November 12, 2003by Israel Foulon LLP
Question: Is it appropriate to dismiss an employee close to the holiday season?
Answer: If an employer is dismissing an employee for cause, the time of year cannot impact an employer’s decision to proceed with the dismissal. Proceeding with the dismissal will avoid any allegations that the employer condoned the employee’s conduct by not acting sooner.
Conversely, when dealing with the dismissal of an employee without cause and with notice or pay in lieu of notice, employers should be aware judges are usually sympathetic to employees who have been dismissed during the holiday season and, therefore, a court may be inclined to increase the notice period beyond what might otherwise be considered sufficient or normal.
Under these circumstances, with no imminent and substantial risk to the operations of the company by keeping the employee on, it is advisable to postpone the dismissal until January after the holiday season is over.
Dealing with absenteeism during the holiday season
Question: How should an employer deal with employee absenteeism during the holiday season?
Answer: Employees have an obligation to maintain regular attendance at work during the holiday season, though employers are somewhat constrained when responding to lateness or absenteeism. Lateness will not be a cause for dismissal unless there is a pattern of lateness and specific warnings have been given.
Similarly, an absence from work may not be sufficient to establish cause for dismissal unless the absence has had adverse effects on the company’s operations or there have been previous absences accompanied by a warning to the employee that any further absences would result in a dismissal.
Maintaining a professional work environment during the holiday season
Question: What are some considerations for employers when trying to maintain a professional work environment during this festive time of year?
Answer: When trying to maintain a professional work environment during this time of year, an important issue to consider is alcohol consumption. Alcohol consumption by employees at company parties can be cause for great concern to employers during the holiday season.
At least one Canadian court has found an employer liable to third-party claims following a motor vehicle accident caused by an employee who consumed alcohol at a company Christmas party.
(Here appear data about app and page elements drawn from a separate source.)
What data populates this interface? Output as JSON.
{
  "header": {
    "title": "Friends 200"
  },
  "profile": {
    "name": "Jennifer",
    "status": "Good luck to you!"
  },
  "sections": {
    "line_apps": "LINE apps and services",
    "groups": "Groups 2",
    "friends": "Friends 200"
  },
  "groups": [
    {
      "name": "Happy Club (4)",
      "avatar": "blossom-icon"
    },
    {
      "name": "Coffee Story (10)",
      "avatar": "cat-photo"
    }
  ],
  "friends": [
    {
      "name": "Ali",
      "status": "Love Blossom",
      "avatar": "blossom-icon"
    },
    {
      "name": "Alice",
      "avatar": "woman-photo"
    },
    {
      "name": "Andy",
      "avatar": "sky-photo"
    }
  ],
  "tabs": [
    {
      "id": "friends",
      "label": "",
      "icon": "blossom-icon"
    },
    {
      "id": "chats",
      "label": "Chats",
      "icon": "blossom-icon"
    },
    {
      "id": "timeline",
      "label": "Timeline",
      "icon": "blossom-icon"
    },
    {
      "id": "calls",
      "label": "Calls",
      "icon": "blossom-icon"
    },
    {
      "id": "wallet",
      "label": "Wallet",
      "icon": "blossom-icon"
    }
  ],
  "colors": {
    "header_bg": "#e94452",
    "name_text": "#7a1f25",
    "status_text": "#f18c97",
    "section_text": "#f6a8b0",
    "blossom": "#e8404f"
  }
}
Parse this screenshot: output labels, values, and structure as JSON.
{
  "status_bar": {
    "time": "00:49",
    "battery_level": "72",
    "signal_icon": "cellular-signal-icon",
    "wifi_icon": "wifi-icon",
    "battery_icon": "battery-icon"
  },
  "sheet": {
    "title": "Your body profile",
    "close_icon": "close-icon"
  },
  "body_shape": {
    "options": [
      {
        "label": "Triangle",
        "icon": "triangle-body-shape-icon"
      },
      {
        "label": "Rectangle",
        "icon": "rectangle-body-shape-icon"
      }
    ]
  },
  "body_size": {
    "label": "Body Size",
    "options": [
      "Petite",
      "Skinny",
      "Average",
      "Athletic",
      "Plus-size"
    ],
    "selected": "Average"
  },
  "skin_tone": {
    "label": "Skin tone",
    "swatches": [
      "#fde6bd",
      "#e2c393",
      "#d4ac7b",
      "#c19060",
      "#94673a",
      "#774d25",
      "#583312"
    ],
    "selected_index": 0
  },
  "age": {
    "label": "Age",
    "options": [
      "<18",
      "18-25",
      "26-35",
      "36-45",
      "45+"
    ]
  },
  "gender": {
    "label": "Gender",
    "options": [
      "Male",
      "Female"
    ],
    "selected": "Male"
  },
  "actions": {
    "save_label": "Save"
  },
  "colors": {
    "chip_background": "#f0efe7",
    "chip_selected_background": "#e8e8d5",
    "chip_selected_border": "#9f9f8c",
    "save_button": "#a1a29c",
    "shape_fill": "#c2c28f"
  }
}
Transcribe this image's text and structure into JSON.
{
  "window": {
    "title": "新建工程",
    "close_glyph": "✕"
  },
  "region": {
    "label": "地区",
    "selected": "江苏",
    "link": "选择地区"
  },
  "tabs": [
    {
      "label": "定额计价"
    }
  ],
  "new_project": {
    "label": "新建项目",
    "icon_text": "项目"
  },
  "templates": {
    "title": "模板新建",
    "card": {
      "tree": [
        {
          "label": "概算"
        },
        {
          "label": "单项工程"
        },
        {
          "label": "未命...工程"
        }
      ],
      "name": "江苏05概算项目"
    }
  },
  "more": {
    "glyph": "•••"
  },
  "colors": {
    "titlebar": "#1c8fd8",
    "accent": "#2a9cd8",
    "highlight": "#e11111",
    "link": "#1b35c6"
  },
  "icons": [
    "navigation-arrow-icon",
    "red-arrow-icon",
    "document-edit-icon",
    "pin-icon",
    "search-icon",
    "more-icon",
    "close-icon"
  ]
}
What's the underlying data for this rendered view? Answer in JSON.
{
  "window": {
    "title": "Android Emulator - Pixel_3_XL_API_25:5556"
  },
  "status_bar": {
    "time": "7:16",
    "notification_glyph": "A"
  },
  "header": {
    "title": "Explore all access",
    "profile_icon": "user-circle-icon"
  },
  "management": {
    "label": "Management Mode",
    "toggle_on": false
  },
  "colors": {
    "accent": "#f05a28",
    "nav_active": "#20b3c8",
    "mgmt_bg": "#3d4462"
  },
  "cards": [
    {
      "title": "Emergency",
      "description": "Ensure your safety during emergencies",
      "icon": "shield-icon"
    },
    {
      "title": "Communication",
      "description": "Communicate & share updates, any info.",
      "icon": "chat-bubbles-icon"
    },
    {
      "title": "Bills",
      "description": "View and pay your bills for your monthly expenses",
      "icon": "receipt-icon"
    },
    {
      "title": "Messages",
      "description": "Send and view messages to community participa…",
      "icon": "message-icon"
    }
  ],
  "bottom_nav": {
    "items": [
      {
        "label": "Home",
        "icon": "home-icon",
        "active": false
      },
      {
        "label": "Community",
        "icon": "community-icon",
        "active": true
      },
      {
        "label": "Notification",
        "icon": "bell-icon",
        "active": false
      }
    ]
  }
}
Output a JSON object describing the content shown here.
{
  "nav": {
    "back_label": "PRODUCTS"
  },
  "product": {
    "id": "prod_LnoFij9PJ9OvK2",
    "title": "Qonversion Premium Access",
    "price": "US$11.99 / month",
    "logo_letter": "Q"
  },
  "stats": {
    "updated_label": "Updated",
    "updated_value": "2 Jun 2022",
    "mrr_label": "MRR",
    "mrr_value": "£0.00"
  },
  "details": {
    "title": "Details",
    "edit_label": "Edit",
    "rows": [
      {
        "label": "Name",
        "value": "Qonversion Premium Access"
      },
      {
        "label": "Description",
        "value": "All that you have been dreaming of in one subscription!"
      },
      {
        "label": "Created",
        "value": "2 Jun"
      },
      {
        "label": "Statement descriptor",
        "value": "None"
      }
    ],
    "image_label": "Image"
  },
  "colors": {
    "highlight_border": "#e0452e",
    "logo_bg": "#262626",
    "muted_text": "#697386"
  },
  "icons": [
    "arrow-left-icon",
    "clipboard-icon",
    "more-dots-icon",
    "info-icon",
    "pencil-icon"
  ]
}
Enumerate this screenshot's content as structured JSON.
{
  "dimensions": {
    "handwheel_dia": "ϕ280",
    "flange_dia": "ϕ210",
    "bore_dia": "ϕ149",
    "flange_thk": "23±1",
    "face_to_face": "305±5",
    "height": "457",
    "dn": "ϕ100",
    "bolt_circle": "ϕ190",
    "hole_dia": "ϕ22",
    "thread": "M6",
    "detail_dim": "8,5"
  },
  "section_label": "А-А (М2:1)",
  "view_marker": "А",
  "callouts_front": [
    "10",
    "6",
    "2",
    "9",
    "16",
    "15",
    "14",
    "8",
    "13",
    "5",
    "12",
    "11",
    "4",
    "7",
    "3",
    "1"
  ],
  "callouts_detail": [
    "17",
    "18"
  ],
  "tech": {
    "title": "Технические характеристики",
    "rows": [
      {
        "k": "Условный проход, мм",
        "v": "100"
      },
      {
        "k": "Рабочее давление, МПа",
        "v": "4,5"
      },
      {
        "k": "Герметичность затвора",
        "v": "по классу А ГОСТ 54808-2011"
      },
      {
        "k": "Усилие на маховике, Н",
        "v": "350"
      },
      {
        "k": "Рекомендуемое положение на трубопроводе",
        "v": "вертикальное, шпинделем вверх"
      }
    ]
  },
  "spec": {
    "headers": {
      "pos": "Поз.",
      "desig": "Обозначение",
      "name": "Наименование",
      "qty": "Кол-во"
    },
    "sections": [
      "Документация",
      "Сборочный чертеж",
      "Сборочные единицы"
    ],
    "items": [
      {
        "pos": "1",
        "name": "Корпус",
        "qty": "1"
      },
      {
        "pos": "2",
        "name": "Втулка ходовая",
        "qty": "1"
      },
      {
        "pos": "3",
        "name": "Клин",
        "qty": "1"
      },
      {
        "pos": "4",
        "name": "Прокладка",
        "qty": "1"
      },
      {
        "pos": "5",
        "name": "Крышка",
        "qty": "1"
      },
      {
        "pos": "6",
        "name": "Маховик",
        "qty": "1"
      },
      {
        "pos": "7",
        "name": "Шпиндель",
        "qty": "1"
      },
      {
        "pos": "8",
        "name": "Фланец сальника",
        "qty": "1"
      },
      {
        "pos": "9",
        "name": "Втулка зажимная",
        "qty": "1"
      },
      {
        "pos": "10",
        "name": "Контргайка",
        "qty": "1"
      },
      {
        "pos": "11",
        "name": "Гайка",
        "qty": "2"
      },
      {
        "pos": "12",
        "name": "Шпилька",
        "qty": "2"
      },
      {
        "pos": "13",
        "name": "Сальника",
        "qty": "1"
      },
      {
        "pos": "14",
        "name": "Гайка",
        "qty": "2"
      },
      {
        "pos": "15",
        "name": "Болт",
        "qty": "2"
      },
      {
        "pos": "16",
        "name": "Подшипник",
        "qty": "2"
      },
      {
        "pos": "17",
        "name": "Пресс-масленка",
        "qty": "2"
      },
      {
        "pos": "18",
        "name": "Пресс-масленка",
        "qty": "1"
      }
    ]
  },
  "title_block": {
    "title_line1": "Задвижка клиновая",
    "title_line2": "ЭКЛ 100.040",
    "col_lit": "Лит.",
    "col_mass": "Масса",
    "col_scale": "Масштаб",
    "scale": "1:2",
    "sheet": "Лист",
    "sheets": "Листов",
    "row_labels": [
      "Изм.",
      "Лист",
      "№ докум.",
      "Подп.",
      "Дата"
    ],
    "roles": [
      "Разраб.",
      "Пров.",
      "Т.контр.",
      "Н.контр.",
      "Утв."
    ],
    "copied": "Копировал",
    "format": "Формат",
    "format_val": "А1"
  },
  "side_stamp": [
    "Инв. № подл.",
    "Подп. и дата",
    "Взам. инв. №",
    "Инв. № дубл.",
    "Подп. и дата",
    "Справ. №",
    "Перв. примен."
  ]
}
Employers must communicate to employees that they are expected not to drink and drive, and taxi chits should be provided to discourage them from doing so. Employers should also consider having a cash bar at a company party instead of providing an open bar all evening.
Alcohol consumption has also been the cause of an increase in harassment claims at this time of the year. The conduct complained of usually involves inappropriate touching, kissing or comments. While some of these cases can be resolved easily with the consent of both parties, other cases may require a full investigation and potentially serious discipline.
Employers must be careful not to underestimate the validity of a harassment claim just because of the time of year, or the occasion at which it occurred. It may be advisable for employers to send a memo to all employees regarding professional and respectful behaviour during company holiday events as well as redistributing the company harassment policy.
Finally, the holiday season is usually a time when customers, suppliers and business contacts are acknowledged and appreciation for patronage is expressed. Small gifts are usually given or received by companies. However, if an employee inappropriately gives or receives a gift where a business relationship exists, there may be a conflict of interest which could justify summary dismissal.
A conflict of interest situation will arise where the employee is doing something for his benefit which is contrary to the best interests of the employer’s business. Both real and potential conflicts of interest can be grounds for dismissal for cause. Accordingly it is always advisable for employers to have a clearly written conflict of interest policy outlining what, if any, gifts are acceptable. Once again, employees should be reminded of the existence and terms of such a policy during the holiday season.
Peter Israel is the senior partner in the Toronto law firm of Israel Foulon LLP – Employment and Labour Lawyers. He can be reached at 416-640-1550 or email@example.com. A version of this article originally appeared in the Carswell publication, Canadian Employment Law Today